In stark comparison to the decision made in Miranda v. Arizona, the United States Supreme Court ruled in Raffel v. U.S. that once the suspect begins cooperating with law enforcement and answers questions or consents to a search, he or she gives up the right to remain silent and must continue to cooperate throughout his or her arrest, trial, and judgment.

http://www.mirandarights.org/righttoremainsilent.html

THE LAW is contradictory. Yeah, they have to tell you IF you still have those AND you don't know you have them. However:

...If you remain silent from the start, silence is acquiescence
...If you cooperate and talk, you no longer have them
...And if you claim they didn't tell you, then you already knew about them

...There is ALWAYS a way around marandizing the suspect, thanks to Raffel vs. US. Either you already knew your rights, or you already gave them up due to your ignorance. In both instances, "reading" you your rights is pointless.

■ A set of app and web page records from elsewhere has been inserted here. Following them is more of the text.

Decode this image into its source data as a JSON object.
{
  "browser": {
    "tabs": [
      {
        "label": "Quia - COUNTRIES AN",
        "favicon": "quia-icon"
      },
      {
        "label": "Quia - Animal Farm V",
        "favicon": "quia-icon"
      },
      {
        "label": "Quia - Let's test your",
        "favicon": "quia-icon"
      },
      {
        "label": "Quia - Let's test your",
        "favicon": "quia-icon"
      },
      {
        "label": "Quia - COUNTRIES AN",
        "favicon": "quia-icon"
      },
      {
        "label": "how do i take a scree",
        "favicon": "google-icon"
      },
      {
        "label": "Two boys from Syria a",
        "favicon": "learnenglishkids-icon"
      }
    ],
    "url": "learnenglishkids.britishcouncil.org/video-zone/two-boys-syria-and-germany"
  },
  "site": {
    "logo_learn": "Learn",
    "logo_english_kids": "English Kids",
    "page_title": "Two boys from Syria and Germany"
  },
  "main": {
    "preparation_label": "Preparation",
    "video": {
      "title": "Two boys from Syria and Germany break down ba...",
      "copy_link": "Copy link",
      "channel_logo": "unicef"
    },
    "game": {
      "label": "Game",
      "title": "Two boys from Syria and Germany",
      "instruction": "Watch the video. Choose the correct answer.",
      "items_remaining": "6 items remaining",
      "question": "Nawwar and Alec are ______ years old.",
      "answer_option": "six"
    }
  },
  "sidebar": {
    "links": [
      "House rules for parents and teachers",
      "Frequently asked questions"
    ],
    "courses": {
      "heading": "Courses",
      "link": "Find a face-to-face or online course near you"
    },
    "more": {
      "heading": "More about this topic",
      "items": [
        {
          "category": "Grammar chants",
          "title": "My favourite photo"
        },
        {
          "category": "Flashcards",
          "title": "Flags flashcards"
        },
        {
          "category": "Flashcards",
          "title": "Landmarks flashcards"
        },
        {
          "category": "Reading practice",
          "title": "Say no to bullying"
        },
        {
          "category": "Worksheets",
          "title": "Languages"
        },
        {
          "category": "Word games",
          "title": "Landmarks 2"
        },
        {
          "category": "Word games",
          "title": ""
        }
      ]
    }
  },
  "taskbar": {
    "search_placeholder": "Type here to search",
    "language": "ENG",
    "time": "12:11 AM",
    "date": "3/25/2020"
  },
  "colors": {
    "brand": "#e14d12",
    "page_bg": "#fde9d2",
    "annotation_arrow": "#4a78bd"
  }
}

"I do not add 'within the limits of the law,' because law is often but the tyrant's will, and always so when it violates the right of an individual."